Data about app and page elements
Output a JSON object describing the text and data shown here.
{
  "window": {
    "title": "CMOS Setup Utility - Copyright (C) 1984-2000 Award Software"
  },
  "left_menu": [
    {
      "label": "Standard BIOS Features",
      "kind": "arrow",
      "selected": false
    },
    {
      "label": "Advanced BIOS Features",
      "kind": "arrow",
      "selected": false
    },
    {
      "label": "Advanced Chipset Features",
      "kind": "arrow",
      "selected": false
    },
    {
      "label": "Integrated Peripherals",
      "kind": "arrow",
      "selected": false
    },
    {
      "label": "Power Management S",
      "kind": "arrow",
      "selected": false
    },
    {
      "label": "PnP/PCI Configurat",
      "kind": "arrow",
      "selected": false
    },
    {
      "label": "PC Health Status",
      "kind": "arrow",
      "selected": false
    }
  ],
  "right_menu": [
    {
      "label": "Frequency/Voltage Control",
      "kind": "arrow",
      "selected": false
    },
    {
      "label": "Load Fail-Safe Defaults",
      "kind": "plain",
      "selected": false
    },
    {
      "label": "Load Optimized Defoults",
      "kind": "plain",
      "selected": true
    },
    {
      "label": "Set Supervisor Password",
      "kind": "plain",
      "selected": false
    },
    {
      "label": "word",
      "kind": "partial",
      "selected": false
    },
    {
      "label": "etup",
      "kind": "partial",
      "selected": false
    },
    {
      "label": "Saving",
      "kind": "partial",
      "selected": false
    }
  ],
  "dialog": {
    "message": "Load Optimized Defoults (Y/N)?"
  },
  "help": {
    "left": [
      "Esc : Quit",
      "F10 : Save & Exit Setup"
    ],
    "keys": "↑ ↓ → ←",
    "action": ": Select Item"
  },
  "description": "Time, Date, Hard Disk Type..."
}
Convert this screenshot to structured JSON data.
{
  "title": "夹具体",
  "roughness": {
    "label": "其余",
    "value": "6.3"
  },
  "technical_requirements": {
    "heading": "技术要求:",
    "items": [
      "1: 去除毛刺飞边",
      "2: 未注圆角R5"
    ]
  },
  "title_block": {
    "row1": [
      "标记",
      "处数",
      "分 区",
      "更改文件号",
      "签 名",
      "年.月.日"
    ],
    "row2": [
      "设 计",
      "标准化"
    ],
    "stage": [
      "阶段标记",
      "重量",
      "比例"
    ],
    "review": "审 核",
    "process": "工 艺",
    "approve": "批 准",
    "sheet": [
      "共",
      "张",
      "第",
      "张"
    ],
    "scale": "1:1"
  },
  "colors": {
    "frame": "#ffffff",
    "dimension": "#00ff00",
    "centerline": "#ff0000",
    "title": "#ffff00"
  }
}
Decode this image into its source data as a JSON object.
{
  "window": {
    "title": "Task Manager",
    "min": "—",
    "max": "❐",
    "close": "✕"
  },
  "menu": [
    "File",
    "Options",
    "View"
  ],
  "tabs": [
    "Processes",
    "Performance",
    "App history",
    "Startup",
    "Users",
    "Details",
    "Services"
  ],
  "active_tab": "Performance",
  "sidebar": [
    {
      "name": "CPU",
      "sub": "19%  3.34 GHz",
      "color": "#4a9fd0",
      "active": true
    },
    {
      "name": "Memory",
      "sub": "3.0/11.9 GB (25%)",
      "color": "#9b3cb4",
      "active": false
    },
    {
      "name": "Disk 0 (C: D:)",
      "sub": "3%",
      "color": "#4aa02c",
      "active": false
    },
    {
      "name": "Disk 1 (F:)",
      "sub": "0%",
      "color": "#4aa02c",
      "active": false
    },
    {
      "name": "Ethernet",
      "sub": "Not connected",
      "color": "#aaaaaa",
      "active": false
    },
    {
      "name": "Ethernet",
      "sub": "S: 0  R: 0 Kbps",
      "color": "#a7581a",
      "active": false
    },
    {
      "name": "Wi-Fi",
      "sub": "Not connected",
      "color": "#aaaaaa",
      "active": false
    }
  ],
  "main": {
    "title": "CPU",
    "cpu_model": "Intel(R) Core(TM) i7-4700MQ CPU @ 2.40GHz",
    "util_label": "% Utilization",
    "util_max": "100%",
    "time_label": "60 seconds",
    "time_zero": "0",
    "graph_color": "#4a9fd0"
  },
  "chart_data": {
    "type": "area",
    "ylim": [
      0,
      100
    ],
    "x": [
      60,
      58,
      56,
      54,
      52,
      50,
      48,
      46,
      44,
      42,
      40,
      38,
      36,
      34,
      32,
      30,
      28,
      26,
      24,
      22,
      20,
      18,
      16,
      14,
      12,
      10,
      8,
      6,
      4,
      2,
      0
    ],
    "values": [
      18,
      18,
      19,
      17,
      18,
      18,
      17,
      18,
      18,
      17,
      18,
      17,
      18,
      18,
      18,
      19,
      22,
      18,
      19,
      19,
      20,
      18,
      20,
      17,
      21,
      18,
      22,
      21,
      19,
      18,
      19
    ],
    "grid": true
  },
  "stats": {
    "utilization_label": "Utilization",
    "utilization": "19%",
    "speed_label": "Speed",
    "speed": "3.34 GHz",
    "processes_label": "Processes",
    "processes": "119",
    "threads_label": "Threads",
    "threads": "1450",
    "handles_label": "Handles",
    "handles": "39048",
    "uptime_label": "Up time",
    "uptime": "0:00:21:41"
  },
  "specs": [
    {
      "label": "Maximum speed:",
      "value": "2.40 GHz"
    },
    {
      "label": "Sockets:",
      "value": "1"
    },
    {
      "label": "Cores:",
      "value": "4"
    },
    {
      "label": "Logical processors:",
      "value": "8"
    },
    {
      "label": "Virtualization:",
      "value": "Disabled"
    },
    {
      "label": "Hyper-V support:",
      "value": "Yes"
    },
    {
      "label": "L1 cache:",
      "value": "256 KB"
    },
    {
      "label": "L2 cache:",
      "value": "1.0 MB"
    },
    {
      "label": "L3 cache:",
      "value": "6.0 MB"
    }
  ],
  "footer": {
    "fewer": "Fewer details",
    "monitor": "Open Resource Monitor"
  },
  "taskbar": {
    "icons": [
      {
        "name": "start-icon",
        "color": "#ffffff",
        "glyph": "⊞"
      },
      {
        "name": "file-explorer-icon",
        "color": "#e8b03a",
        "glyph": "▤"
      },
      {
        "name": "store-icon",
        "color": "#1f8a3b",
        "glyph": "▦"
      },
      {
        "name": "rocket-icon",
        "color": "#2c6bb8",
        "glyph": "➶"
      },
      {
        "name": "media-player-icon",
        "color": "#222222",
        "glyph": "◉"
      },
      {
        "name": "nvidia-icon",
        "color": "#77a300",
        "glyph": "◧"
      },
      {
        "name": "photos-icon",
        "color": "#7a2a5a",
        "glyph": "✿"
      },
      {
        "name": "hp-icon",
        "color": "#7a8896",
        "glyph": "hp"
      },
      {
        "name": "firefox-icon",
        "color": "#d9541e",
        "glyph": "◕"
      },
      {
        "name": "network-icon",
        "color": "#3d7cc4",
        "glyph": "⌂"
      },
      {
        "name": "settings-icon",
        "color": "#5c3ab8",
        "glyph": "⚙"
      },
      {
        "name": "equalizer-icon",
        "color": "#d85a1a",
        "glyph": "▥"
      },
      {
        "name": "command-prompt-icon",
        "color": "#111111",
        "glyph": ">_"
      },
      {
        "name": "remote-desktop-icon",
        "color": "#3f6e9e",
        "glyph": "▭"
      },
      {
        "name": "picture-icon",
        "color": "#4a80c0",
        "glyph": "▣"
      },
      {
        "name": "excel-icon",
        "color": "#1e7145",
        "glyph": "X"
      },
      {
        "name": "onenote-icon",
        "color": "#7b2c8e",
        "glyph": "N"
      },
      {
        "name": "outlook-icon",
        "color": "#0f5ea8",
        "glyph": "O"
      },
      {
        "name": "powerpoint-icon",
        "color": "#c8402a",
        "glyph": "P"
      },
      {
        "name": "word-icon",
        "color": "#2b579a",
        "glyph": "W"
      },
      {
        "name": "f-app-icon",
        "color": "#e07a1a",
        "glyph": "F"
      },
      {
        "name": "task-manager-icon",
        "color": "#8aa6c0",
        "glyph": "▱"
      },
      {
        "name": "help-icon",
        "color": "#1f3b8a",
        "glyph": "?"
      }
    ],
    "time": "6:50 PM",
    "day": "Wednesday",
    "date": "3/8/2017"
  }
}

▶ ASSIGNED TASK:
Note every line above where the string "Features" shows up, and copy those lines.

▶ EXERCISE RESPONSE:
      "label": "Standard BIOS Features",
      "label": "Advanced BIOS Features",
      "label": "Advanced Chipset Features",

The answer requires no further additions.